4. The “Murken” collection
About 3,800 children’s books on medical science, physicians and hospitals.
5. The “Robinson and Robinsonade” collection of Professor Stach
Donated to the museum by the Professor Stach’s wife Maria Stach in 2011, the collection consists of more than 1,000 books and brochures as well as films, toys and documents. Few works of literature have had a larger influence on literary tradition than Daniel Defoe’s novel “The Life and Extraordinary Adventures of Robinson Crusoe,” first published in London in 1719. The success of this novel spawned so many imitations and versions that its name was used to define a genre of the “Robinsonade”, which refers to a “desert island story” or a “castaway narrative”. Professor Stach’s collection includes books by many well-known classical and modern Robinsonade authors such as Jules Verne and Arno Schmidt as well as an extensive collection of various Robinson editions.
6. A peculiar “Red Riding Hood” collection

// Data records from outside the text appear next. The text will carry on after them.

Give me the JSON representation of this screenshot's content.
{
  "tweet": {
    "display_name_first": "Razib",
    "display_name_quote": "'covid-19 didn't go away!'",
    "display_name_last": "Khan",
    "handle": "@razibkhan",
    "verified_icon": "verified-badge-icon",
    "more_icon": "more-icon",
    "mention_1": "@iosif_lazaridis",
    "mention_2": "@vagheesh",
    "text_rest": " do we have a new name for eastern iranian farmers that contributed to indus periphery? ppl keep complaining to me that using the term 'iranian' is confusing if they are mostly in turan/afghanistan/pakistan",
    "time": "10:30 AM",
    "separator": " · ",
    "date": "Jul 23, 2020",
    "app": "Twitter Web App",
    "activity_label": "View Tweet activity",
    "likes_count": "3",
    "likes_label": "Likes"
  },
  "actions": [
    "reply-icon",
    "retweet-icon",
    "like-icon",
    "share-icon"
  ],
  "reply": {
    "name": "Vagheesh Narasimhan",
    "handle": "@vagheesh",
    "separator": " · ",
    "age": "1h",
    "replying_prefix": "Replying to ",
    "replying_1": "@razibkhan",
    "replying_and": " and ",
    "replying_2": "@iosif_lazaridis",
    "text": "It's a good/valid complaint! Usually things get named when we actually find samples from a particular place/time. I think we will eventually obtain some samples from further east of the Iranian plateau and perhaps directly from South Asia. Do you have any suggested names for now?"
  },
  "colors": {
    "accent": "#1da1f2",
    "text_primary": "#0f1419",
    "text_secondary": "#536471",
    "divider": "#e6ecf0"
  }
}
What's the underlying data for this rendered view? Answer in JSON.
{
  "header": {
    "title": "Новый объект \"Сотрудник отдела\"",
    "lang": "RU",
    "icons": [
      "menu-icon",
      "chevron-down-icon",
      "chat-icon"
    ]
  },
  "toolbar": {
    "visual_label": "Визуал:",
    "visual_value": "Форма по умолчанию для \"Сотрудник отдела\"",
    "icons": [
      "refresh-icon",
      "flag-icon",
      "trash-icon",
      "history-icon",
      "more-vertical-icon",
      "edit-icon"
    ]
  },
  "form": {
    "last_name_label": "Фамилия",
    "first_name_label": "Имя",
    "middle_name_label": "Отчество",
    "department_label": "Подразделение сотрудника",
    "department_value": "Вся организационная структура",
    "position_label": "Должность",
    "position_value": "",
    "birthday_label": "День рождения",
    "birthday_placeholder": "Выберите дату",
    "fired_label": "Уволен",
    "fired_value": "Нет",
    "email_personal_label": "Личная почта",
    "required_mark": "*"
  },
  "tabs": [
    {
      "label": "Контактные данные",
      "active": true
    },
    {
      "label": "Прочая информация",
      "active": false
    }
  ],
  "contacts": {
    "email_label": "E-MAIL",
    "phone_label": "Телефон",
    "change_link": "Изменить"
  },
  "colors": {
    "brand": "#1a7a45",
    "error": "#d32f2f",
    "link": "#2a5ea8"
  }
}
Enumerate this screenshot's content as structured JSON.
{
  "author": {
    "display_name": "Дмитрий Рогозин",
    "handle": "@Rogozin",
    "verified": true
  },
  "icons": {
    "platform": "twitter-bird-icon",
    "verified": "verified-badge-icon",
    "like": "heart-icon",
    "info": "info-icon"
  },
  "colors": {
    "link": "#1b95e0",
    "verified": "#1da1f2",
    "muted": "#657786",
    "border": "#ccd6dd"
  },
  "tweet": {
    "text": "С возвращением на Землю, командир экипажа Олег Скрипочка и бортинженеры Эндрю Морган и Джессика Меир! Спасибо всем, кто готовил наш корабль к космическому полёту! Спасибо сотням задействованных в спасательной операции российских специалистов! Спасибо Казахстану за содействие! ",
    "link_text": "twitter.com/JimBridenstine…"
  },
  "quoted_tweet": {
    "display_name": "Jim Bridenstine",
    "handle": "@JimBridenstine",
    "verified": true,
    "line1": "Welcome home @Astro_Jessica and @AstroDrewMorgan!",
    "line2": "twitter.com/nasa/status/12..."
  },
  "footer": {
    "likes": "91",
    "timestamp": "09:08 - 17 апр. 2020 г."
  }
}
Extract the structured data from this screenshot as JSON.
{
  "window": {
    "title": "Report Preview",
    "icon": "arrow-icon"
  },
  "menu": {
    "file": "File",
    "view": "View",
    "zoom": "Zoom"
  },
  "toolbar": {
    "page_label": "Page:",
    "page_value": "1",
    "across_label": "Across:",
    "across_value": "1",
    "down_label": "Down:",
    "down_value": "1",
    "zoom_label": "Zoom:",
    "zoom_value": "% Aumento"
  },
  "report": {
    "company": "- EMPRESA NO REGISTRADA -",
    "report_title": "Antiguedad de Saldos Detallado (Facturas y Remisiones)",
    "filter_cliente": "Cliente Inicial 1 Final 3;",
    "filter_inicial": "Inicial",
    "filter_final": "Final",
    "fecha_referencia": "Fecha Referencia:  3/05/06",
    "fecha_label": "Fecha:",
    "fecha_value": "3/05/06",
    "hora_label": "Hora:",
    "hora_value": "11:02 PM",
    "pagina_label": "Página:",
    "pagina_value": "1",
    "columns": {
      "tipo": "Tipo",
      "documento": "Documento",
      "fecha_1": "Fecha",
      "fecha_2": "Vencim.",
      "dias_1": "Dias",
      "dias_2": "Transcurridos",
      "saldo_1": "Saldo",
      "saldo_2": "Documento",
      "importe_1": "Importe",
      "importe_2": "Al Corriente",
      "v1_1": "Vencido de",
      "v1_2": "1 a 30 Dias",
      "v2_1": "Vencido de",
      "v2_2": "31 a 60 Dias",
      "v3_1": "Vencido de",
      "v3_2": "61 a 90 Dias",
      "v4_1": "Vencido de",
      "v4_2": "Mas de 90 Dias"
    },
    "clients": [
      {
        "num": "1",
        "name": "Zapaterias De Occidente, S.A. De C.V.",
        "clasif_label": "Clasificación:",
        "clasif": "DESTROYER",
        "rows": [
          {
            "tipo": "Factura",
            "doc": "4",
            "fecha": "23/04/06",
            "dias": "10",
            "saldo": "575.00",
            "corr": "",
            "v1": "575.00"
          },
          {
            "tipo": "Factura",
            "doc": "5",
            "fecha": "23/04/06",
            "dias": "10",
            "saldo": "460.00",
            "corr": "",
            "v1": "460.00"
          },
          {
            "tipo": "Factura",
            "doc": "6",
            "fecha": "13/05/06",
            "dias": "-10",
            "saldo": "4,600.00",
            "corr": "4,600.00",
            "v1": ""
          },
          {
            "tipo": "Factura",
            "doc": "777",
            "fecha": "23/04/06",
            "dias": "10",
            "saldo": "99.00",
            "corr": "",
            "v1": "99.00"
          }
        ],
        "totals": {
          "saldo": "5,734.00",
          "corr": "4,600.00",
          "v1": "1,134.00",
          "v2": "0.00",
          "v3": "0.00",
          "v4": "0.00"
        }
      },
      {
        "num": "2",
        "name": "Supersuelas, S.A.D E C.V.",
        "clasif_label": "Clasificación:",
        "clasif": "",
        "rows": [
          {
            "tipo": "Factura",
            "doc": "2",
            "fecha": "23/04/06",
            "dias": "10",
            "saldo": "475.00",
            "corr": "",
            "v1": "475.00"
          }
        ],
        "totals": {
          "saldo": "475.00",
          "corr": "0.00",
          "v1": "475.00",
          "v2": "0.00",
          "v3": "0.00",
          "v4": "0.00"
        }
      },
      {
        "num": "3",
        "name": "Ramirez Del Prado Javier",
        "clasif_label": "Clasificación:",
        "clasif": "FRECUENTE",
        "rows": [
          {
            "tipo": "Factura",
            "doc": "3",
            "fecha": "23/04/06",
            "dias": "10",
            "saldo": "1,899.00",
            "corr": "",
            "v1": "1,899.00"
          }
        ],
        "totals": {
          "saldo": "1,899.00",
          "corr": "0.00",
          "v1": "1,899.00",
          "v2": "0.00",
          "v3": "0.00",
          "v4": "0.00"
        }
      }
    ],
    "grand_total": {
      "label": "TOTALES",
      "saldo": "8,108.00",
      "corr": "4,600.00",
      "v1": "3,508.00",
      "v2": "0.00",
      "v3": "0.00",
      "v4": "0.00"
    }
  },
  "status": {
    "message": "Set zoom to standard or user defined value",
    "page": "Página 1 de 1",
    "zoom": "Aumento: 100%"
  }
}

Gathered during a period of over 30 years by Elisabeth and Richard Waldmann from Zürich, the collection includes about 800 books and hundreds of other objects united by the “Red Riding Hood” theme – pictures, dolls, toys, dishes, cups, tea towels, board-games, cards and even match boxes. The books and objects in this collection are dating back to the 18th to 20th c. and originate from Europe, Africa, Asia and America.
Here comes a small fraction of about 800 renderings of Red Riding Hood on the covers of various editions in various languages from all over the world. Red Riding Hoods of all imaginable kinds: from traditional, vintage and cute to weird, wonderful, sexy and anything in between, there’s one for anyone here!
6. The reference library and the quiet reading space up in the Burg Wissem Castle tower
The library atop a winding staircase leading into the turret of a castle tower deserves a separate post – click here to read about it.) That space and larger library in the tower itself as well as the room set up for interactive activities for kids complete this wonderful place. Visitors of all ages with any level of interest in children’s books can find a refuge here and can enjoy the museum their own way.
If you are interested in illustrated children’s books be sure to add the visit to Bilderbuchmuseum to your next German trip itinerary. I’m certain it won’t disappoint. The only minor logistical downside is that all didactical material and labels are in German language only. I visited it with my German-speaking sister who translated some things for me. Google Translate could be useful if you’d have the patience to punch the text into your phone.
Now I‘d love nothing more than an internship at Burg Wissem…Say to help them curate another temporary illustrations exhibition from Australia or even just translating the labels into English will do… (Dear Universe, let’s talk! Haven’t I written some from-scratch labels for the 2c. AD marble heads of Satirs for the Uffizi?! Can only do better with picture books…)
Fantastic article on fantastic museum. (I live nearby!) Go for the internship – if it comes to it I will help with accommodation !
Oh wow! The Universe has heard me?!!! 🙂 🙂 As a minimum it reminds me to keep that internship dream alive, if not act upon it! What a lovely note, thank you so much, Yvonne! It is handy to live nearby such a great museum. I’ve been there twice, but with its wealth of materials it was of course just enough to get the feel for it and scratch the surface.
??Reach out if it’s getting serious. Can you see my email address?
Yes, I can see your email in my blog’s admin portal (not on public view for privacy reasons). So it’s all good and I SHALL reach out – thank you very much!!! 🙂 My sister lives in Germany (though not in too close a proximity to Burg Wissem) and I do travel to Germany every now and again (quite an undertaking to do so from Australia!). I will definitely connect when I travel there next. Wouldn’t it be lovely to catch up for a coffee in this Museum’s courtyard.They used to have a coffee shop backing onto this awesome overgrown park / garden. An enchanting place…